*Try it*: Each line of the listing that includes the string "this" is to be identified and copied.

START Exercise data

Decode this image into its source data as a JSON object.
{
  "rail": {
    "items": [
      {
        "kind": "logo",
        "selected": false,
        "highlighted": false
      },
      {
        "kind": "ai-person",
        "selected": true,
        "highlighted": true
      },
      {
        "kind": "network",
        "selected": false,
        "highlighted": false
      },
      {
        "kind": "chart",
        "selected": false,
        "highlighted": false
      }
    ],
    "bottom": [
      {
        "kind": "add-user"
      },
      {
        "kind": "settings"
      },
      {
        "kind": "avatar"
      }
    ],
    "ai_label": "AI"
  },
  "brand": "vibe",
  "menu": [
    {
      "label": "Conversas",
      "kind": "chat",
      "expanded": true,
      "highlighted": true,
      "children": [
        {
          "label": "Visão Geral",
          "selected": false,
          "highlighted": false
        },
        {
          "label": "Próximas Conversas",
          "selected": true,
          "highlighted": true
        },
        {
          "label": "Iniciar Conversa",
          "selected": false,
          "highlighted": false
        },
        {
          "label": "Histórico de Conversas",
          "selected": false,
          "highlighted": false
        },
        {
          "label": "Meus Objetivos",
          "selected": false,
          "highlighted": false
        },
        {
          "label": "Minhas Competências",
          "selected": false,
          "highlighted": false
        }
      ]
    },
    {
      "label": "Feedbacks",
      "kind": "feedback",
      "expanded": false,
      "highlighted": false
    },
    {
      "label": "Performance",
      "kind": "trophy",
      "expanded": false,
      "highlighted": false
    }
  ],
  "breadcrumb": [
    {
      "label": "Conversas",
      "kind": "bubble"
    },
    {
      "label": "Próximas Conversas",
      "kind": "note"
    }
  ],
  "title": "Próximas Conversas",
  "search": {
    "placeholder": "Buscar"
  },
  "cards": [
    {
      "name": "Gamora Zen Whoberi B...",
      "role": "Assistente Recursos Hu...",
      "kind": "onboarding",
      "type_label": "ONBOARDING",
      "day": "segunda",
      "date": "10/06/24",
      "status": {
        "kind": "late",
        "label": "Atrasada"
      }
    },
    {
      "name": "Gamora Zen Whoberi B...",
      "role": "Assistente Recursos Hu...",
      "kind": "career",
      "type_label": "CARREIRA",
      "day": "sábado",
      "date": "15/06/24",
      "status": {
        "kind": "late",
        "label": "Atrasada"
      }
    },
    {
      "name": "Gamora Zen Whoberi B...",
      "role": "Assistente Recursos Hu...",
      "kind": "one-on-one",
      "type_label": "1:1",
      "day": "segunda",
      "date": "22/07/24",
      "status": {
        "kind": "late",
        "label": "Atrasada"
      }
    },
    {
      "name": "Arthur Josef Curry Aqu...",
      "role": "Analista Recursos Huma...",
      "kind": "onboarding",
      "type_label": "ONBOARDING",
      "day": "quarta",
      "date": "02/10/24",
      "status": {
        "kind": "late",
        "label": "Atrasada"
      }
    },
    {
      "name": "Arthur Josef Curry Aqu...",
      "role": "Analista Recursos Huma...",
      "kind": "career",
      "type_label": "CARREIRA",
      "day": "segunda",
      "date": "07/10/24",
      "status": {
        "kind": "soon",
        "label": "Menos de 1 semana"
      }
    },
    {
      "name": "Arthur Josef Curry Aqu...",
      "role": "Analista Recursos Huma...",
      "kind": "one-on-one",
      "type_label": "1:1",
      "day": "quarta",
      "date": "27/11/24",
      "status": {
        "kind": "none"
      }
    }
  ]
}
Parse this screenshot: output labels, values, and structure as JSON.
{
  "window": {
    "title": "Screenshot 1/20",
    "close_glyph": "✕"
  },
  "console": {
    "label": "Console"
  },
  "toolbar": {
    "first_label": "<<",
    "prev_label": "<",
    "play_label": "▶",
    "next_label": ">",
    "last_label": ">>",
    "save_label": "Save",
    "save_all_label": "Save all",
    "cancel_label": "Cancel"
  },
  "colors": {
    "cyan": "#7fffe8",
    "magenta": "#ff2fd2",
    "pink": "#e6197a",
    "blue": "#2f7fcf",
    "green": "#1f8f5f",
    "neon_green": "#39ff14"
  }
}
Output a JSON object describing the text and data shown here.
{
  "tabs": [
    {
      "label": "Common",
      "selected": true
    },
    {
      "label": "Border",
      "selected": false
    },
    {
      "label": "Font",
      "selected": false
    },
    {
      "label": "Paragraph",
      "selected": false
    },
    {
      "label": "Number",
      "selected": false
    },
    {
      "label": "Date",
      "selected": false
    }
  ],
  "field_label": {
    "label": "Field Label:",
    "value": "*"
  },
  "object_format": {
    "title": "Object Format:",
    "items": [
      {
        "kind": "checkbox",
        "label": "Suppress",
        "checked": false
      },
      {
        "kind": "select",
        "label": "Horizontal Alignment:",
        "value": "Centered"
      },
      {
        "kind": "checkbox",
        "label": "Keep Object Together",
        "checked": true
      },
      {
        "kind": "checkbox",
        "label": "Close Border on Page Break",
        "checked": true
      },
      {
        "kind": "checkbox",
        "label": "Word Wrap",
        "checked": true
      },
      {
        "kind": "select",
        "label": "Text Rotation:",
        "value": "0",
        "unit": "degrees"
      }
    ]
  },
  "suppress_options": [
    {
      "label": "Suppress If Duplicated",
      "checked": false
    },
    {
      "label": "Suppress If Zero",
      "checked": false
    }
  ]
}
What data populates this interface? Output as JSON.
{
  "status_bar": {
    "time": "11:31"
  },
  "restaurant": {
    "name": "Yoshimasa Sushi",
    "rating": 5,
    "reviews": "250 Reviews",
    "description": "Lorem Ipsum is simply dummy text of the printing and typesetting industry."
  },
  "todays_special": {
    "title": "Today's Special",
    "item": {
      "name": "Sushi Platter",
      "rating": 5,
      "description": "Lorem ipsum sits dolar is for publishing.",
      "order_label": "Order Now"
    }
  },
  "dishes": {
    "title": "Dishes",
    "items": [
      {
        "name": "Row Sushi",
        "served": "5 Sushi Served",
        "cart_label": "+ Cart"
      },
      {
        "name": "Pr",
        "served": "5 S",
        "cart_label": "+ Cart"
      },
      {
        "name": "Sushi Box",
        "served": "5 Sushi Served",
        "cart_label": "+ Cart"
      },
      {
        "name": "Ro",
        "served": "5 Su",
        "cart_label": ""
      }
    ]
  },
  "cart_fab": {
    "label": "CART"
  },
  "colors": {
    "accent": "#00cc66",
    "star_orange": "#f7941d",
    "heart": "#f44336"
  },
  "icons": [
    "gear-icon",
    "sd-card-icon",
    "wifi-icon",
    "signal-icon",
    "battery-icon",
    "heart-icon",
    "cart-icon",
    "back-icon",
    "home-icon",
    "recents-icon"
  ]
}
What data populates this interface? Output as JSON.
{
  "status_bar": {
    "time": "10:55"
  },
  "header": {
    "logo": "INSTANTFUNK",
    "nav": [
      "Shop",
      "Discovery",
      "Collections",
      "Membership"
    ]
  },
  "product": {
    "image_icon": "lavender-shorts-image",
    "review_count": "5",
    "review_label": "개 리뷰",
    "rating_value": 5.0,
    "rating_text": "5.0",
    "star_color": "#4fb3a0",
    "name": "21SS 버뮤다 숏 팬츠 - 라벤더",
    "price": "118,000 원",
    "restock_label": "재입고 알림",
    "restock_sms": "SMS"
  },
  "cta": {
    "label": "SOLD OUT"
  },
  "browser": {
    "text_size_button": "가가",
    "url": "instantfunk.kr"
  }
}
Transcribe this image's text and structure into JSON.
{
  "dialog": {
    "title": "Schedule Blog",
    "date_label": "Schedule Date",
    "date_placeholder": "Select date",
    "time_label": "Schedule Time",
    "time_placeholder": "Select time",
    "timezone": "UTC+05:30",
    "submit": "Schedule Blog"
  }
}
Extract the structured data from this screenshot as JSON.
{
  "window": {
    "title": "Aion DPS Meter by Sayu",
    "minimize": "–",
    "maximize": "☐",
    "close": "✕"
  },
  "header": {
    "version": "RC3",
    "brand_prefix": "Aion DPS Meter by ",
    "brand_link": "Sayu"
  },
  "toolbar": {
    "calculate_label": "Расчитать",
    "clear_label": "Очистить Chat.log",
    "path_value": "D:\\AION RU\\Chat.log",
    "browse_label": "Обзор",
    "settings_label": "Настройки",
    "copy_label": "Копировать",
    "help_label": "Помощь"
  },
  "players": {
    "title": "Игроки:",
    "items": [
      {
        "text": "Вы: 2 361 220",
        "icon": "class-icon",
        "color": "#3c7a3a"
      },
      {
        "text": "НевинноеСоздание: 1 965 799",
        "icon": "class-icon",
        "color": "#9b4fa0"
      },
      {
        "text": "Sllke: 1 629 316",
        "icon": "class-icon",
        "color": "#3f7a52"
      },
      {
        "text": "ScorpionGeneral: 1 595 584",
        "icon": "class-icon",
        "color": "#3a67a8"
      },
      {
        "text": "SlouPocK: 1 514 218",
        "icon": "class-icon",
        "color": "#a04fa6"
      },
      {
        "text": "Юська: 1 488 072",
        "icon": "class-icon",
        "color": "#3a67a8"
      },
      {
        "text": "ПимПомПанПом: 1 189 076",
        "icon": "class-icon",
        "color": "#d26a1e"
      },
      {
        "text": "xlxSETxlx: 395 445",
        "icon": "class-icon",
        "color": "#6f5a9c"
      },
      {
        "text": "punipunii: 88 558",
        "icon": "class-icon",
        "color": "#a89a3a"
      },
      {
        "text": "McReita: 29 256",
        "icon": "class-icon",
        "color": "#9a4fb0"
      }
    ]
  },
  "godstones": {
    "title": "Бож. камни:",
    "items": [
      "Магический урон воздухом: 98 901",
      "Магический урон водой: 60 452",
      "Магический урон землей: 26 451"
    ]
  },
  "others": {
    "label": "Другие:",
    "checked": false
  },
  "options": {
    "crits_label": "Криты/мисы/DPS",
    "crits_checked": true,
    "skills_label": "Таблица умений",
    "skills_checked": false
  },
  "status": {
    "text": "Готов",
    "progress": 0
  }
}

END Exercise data

*Reply*:
Decode this image into its source data as a JSON object.
Parse this screenshot: output labels, values, and structure as JSON.
What data populates this interface? Output as JSON.
What data populates this interface? Output as JSON.
Transcribe this image's text and structure into JSON.
Extract the structured data from this screenshot as JSON.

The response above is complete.